Additionally, poorly fitting arm straps may jiggle easily and would need constant adjustment, which is not ideal for running.

You also have the obstacle of fitting an armband over clothing in the cold season unless it has velcro.

The Solution

If you’re keen on using an armband while running, choose a model that’s easily adjustable, allows for easy phone use, and won’t chafe your arm. The armband should also be water-resistant and fits securely around your arm.

Fit Caucasian smiling blonde woman jogging early in the morning. Around arm phone case and in ears earphones.

In Your Sports Bra

I don’t know, but as a man,  a sports bra seems to me like the ideal place to keep a phone.

It allows for easy access, and you’re pretty sure that the phone won’t pop out and smash into the ground as you’re pounding the pavement.

Here’s the downside. The chest area can get sweaty pretty fast, and this will eventually take a toll on your phone. I hate to state the obvious, but this will definitely ruin your phone. Again, you don’t want that.

It can also feel a little bit awkward, or simply uncomfortable, to get the phone in and out of the pocket, but I guess it depends on the person.

What’s more?

A sports bra isn’t an option for the guys out there.

The Solution

It’s hard enough to find a sports bra that fits your body. I’d recommend using a proper high-impact sports bra that fits your shape, then find some other way to keeping your phone secure while running.

Still, insist on running with your phone in your bra? Then, at the very least, find a running bra that features a back pocket design that lets you securely store your phone in the back, where it’s less likely to get sweaty.

Belts (and The Like)

By far, this is the most comfortable way of stashing your phone while running.

As long as you remember to zip up your bag, the risk of dropping your phone is pretty low.

Belts can also help carry other essentials, such as water, gels, sunglasses—the list is long.

You also have many various options to choose from, depending on your training goals, individual preferences, and budget.

Here’s the downside. This method is not free. Not only will you have to spend money getting a vest/pack/belt, but you’ll also need to try out different options to find the one that best suits you.

What’s more?

It might be a clumsy option as it’s only practical if your run is long enough to require water and food.

The Solution

You can find several versions of running belts in a variety of designs, colors, and fabrics.

I’d recommend any model that has a zippered pocket for extra security. If it comes with stretchy material, make sure if it is solid, since movement stretch and weaken the fabric overtime.

Additionally, if you’re using a running belt, make sure to position it with the pouch in front at the widest part of your hips.

Also, remember to measure your hips beforehand so you can choose a proper size belt. A running belt with adjustable straps is the ideal option.

Other options to look in a good running belt include features such as:

  • Loops for gel packs
  • Sunglasses pouch
  • Reflective details for better visibility
  • Luminous color options
  • Bottle holster add-on
  • Interior pocket for ID, cash, and credit cards.

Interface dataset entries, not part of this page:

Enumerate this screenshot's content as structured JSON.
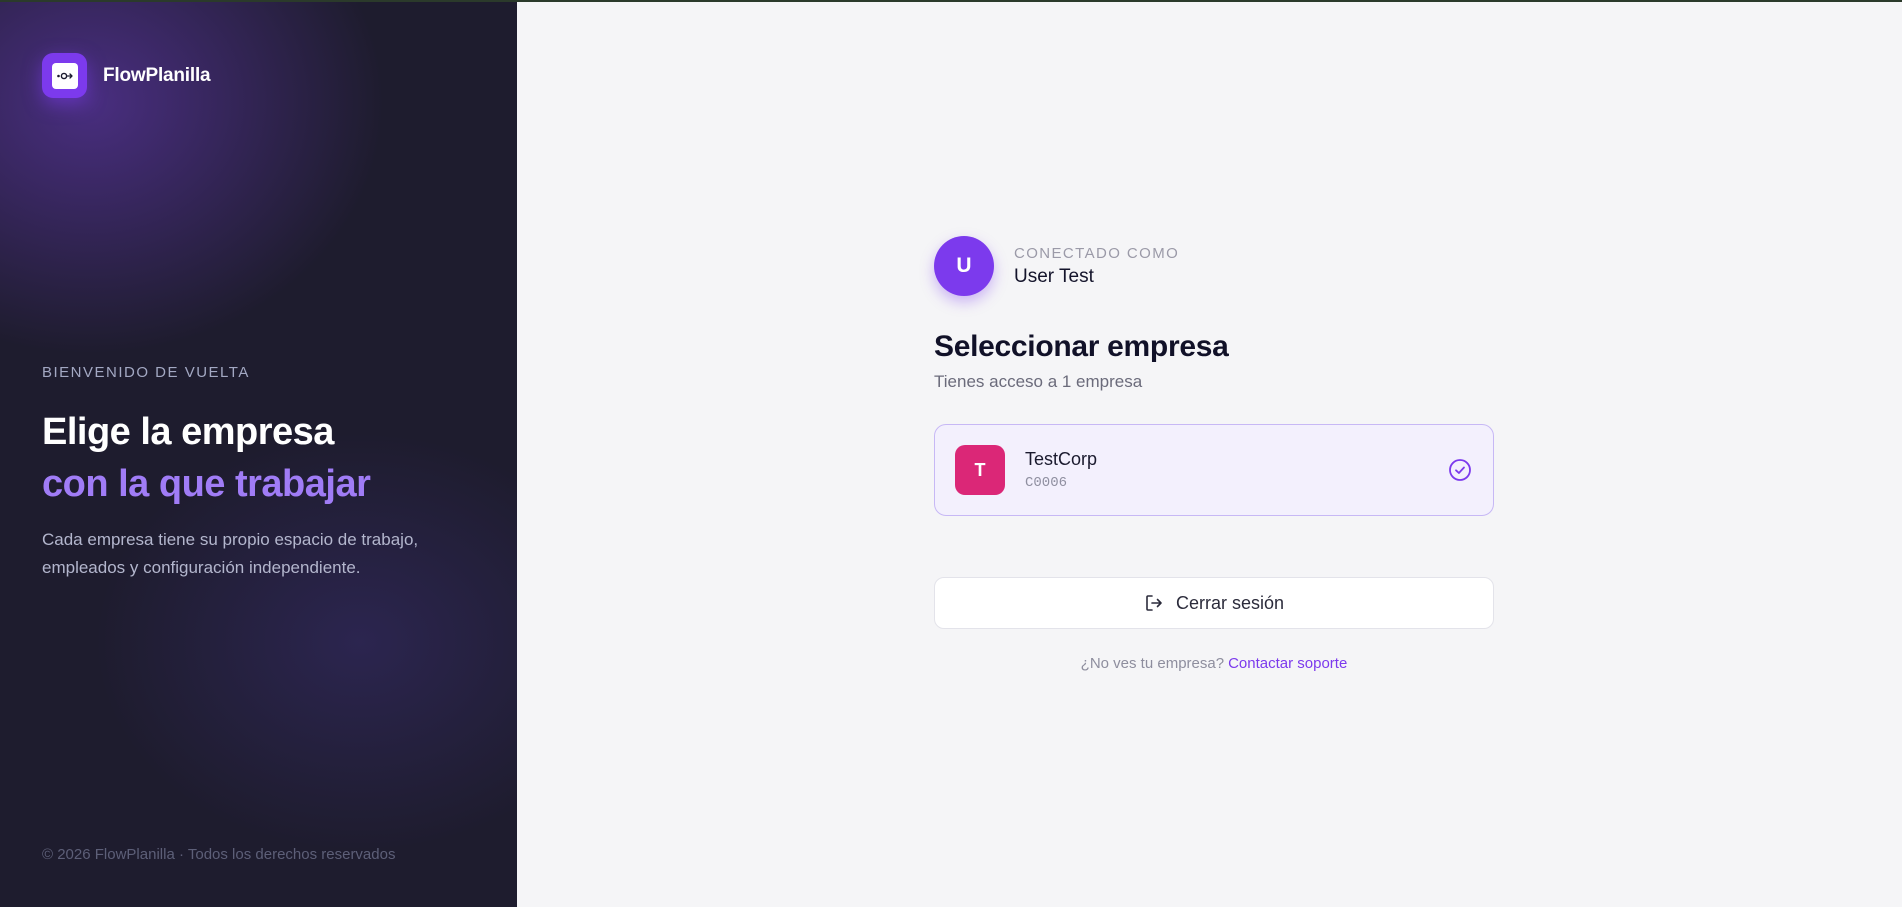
{
  "brand": {
    "name": "FlowPlanilla",
    "logo_icon": "logo-icon"
  },
  "hero": {
    "eyebrow": "BIENVENIDO DE VUELTA",
    "headline_line1": "Elige la empresa",
    "headline_line2": "con la que trabajar",
    "description": "Cada empresa tiene su propio espacio de trabajo, empleados y configuración independiente."
  },
  "footer": {
    "copyright": "© 2026 FlowPlanilla · Todos los derechos reservados"
  },
  "user": {
    "avatar_initial": "U",
    "connected_label": "CONECTADO COMO",
    "name": "User Test"
  },
  "selector": {
    "title": "Seleccionar empresa",
    "subtitle": "Tienes acceso a 1 empresa",
    "companies": [
      {
        "initial": "T",
        "name": "TestCorp",
        "code": "C0006",
        "selected": true,
        "badge_color": "#db2777"
      }
    ]
  },
  "actions": {
    "logout_label": "Cerrar sesión",
    "logout_icon": "logout-icon"
  },
  "support": {
    "prompt": "¿No ves tu empresa?",
    "link_label": "Contactar soporte"
  },
  "colors": {
    "accent": "#7c3aed",
    "accent_light": "#a07cf6",
    "left_panel_bg": "#1e1c2e",
    "right_panel_bg": "#f5f5f7"
  }
}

There you have it. If you’re looking for the best way to carry your phone while running, today’s post has you covered. Now the ball is in your court. Whether you want to use the tools or not, it’s based on your needs and comfort.

Please feel free to leave your ideas in the section below.

In the meantime, thank you for dropping by.

Keep Running Strong.

David D.